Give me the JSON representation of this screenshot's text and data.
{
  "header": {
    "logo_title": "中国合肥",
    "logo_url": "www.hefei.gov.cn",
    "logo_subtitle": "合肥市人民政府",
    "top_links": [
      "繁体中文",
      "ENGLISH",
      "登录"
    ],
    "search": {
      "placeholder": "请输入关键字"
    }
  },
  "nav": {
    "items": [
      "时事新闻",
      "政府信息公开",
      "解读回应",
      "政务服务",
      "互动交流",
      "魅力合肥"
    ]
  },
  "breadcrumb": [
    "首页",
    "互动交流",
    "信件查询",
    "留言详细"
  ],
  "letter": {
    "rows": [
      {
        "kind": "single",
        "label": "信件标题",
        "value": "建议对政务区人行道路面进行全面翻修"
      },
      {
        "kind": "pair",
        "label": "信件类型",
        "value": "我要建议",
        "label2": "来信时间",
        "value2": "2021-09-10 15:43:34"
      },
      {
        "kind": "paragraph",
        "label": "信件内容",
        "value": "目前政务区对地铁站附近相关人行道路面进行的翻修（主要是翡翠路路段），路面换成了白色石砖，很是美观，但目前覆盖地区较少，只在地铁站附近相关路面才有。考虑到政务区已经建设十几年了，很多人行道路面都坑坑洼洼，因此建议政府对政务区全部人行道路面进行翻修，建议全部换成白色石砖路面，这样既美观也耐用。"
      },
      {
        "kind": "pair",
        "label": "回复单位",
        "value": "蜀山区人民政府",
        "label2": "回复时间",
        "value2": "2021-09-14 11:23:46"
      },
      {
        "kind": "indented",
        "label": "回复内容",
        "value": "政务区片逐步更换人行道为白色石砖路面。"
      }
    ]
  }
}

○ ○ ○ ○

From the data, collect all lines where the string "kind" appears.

ANSWER TO THIS PROBLEM:
        "kind": "single",
        "kind": "pair",
        "kind": "paragraph",
        "kind": "pair",
        "kind": "indented",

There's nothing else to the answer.